PROBLEM STATEMENT
Word for word, reproduce all entries below, leaving every picture out.

THE INPUT
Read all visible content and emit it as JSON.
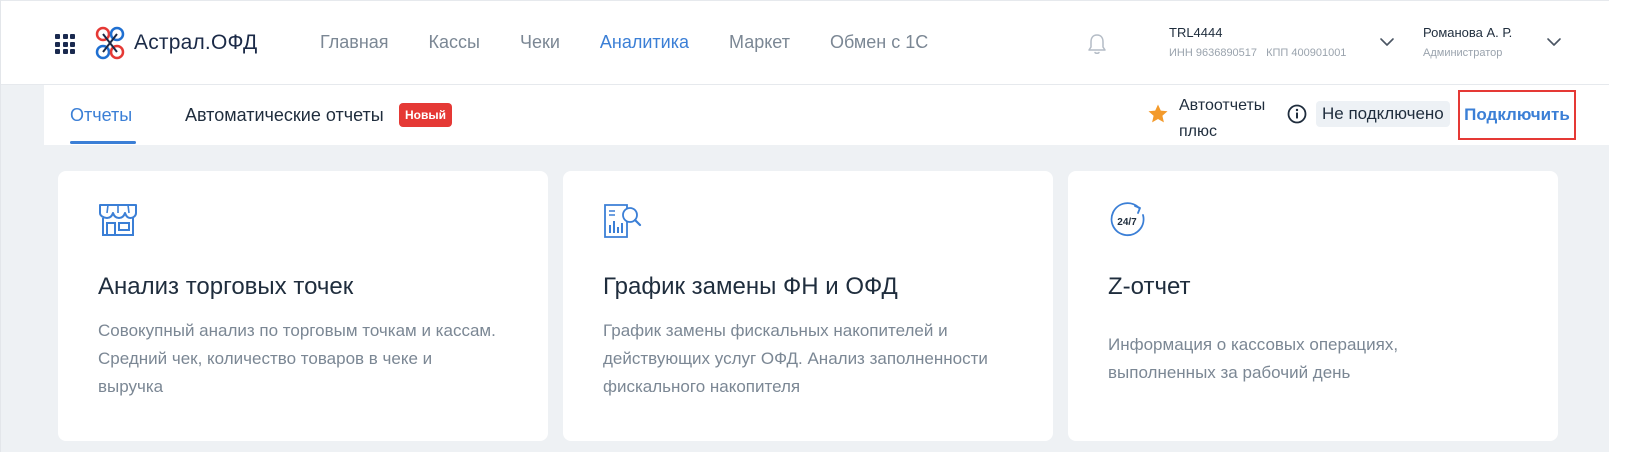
{
  "header": {
    "logo_text": "Астрал.ОФД",
    "nav": [
      {
        "label": "Главная",
        "active": false
      },
      {
        "label": "Кассы",
        "active": false
      },
      {
        "label": "Чеки",
        "active": false
      },
      {
        "label": "Аналитика",
        "active": true
      },
      {
        "label": "Маркет",
        "active": false
      },
      {
        "label": "Обмен с 1С",
        "active": false
      }
    ],
    "org": {
      "name": "TRL4444",
      "inn": "ИНН 9636890517",
      "kpp": "КПП 400901001"
    },
    "user": {
      "name": "Романова А. Р.",
      "role": "Администратор"
    }
  },
  "subnav": {
    "tabs": [
      {
        "label": "Отчеты",
        "active": true
      },
      {
        "label": "Автоматические отчеты",
        "active": false
      }
    ],
    "new_badge": "Новый",
    "autoreports_line1": "Автоотчеты",
    "autoreports_line2": "плюс",
    "status": "Не подключено",
    "connect_label": "Подключить"
  },
  "cards": [
    {
      "icon": "store-icon",
      "title": "Анализ торговых точек",
      "description": "Совокупный анализ по торговым точкам и кассам. Средний чек, количество товаров в чеке и выручка"
    },
    {
      "icon": "report-search-icon",
      "title": "График замены ФН и ОФД",
      "description": "График замены фискальных накопителей и действующих услуг ОФД. Анализ заполненности фискального накопителя"
    },
    {
      "icon": "clock-24-7-icon",
      "title": "Z-отчет",
      "description": "Информация о кассовых операциях, выполненных за рабочий день",
      "icon_text": "24/7"
    }
  ],
  "colors": {
    "accent": "#3b7fd6",
    "badge": "#e53935",
    "star": "#f39a2b",
    "background": "#eef1f4"
  }
}
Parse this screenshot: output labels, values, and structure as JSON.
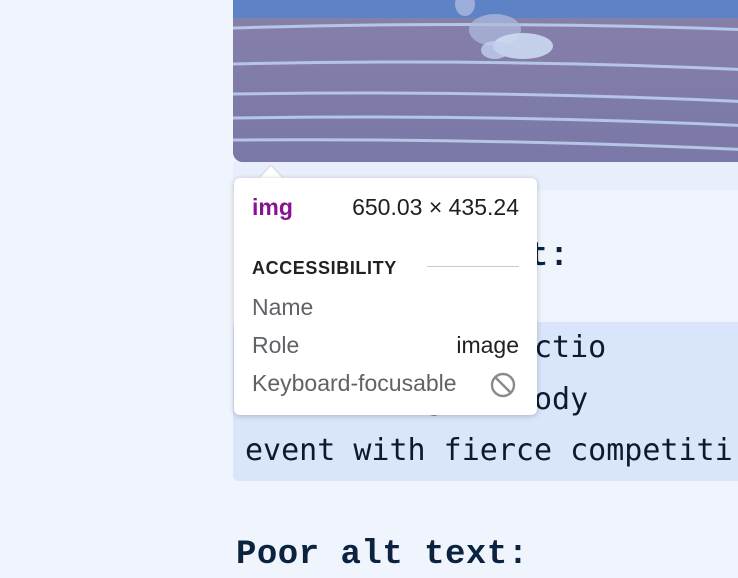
{
  "page": {
    "good_heading_visible": "t:",
    "poor_heading": "Poor alt text:",
    "alt_text_lines": [
      "        man in actio",
      "        d gold body ",
      "event with fierce competiti"
    ]
  },
  "tooltip": {
    "tag": "img",
    "size": "650.03 × 435.24",
    "section": "ACCESSIBILITY",
    "rows": {
      "name_label": "Name",
      "role_label": "Role",
      "role_value": "image",
      "keyboard_label": "Keyboard-focusable",
      "keyboard_icon": "not-allowed-icon"
    }
  },
  "colors": {
    "tag_color": "#881391",
    "heading_color": "#0c2340",
    "alt_box_bg": "#d8e5fb",
    "page_bg": "#f0f4fd"
  }
}
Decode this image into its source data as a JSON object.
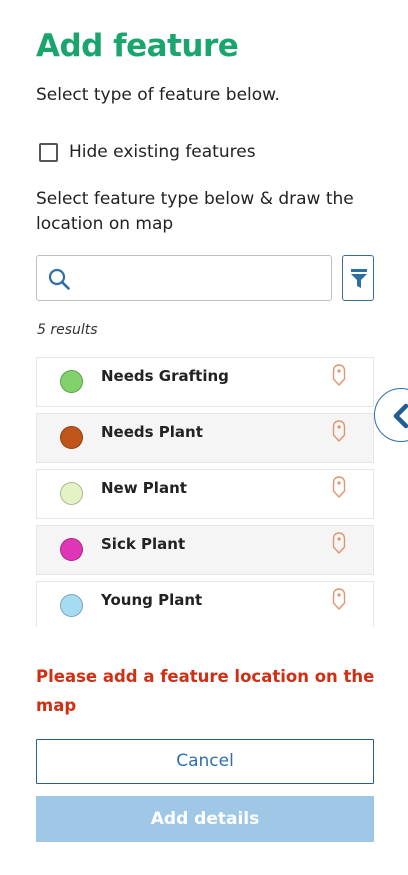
{
  "header": {
    "title": "Add feature",
    "subtitle": "Select type of feature below."
  },
  "hide_existing": {
    "label": "Hide existing features",
    "checked": false
  },
  "instructions": "Select feature type below & draw the location on map",
  "search": {
    "value": "",
    "placeholder": ""
  },
  "results_count": "5 results",
  "features": [
    {
      "label": "Needs Grafting",
      "color": "#7fd36a"
    },
    {
      "label": "Needs Plant",
      "color": "#bf5518"
    },
    {
      "label": "New Plant",
      "color": "#e4f3c4"
    },
    {
      "label": "Sick Plant",
      "color": "#e035b7"
    },
    {
      "label": "Young Plant",
      "color": "#a6dcf2"
    }
  ],
  "error_message": "Please add a feature location on the map",
  "buttons": {
    "cancel": "Cancel",
    "add_details": "Add details"
  },
  "icons": {
    "search": "search-icon",
    "filter": "filter-icon",
    "pin": "map-pin-icon",
    "collapse": "chevron-left-icon"
  },
  "colors": {
    "title": "#1aa56e",
    "error": "#d12f13",
    "primary_disabled": "#9ec8e6",
    "accent": "#2f6fae",
    "pin": "#e0956a"
  }
}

TASK RESPONSE
Read all visible content and emit it as JSON.
{
  "header": {
    "logo_text": "Астрал.ОФД",
    "nav": [
      {
        "label": "Главная",
        "active": false
      },
      {
        "label": "Кассы",
        "active": false
      },
      {
        "label": "Чеки",
        "active": false
      },
      {
        "label": "Аналитика",
        "active": true
      },
      {
        "label": "Маркет",
        "active": false
      },
      {
        "label": "Обмен с 1С",
        "active": false
      }
    ],
    "org": {
      "name": "TRL4444",
      "inn": "ИНН 9636890517",
      "kpp": "КПП 400901001"
    },
    "user": {
      "name": "Романова А. Р.",
      "role": "Администратор"
    }
  },
  "subnav": {
    "tabs": [
      {
        "label": "Отчеты",
        "active": true
      },
      {
        "label": "Автоматические отчеты",
        "active": false
      }
    ],
    "new_badge": "Новый",
    "autoreports_line1": "Автоотчеты",
    "autoreports_line2": "плюс",
    "status": "Не подключено",
    "connect_label": "Подключить"
  },
  "cards": [
    {
      "icon": "store-icon",
      "title": "Анализ торговых точек",
      "description": "Совокупный анализ по торговым точкам и кассам. Средний чек, количество товаров в чеке и выручка"
    },
    {
      "icon": "report-search-icon",
      "title": "График замены ФН и ОФД",
      "description": "График замены фискальных накопителей и действующих услуг ОФД. Анализ заполненности фискального накопителя"
    },
    {
      "icon": "clock-24-7-icon",
      "title": "Z-отчет",
      "description": "Информация о кассовых операциях, выполненных за рабочий день",
      "icon_text": "24/7"
    }
  ],
  "colors": {
    "accent": "#3b7fd6",
    "badge": "#e53935",
    "star": "#f39a2b",
    "background": "#eef1f4"
  }
}
Parse this screenshot: output labels, values, and structure as JSON.
{
  "page": {
    "good_heading_visible": "t:",
    "poor_heading": "Poor alt text:",
    "alt_text_lines": [
      "        man in actio",
      "        d gold body ",
      "event with fierce competiti"
    ]
  },
  "tooltip": {
    "tag": "img",
    "size": "650.03 × 435.24",
    "section": "ACCESSIBILITY",
    "rows": {
      "name_label": "Name",
      "role_label": "Role",
      "role_value": "image",
      "keyboard_label": "Keyboard-focusable",
      "keyboard_icon": "not-allowed-icon"
    }
  },
  "colors": {
    "tag_color": "#881391",
    "heading_color": "#0c2340",
    "alt_box_bg": "#d8e5fb",
    "page_bg": "#f0f4fd"
  }
}
Decode this image into its source data as a JSON object.
{
  "header": {
    "title": "Add feature",
    "subtitle": "Select type of feature below."
  },
  "hide_existing": {
    "label": "Hide existing features",
    "checked": false
  },
  "instructions": "Select feature type below & draw the location on map",
  "search": {
    "value": "",
    "placeholder": ""
  },
  "results_count": "5 results",
  "features": [
    {
      "label": "Needs Grafting",
      "color": "#7fd36a"
    },
    {
      "label": "Needs Plant",
      "color": "#bf5518"
    },
    {
      "label": "New Plant",
      "color": "#e4f3c4"
    },
    {
      "label": "Sick Plant",
      "color": "#e035b7"
    },
    {
      "label": "Young Plant",
      "color": "#a6dcf2"
    }
  ],
  "error_message": "Please add a feature location on the map",
  "buttons": {
    "cancel": "Cancel",
    "add_details": "Add details"
  },
  "icons": {
    "search": "search-icon",
    "filter": "filter-icon",
    "pin": "map-pin-icon",
    "collapse": "chevron-left-icon"
  },
  "colors": {
    "title": "#1aa56e",
    "error": "#d12f13",
    "primary_disabled": "#9ec8e6",
    "accent": "#2f6fae",
    "pin": "#e0956a"
  }
}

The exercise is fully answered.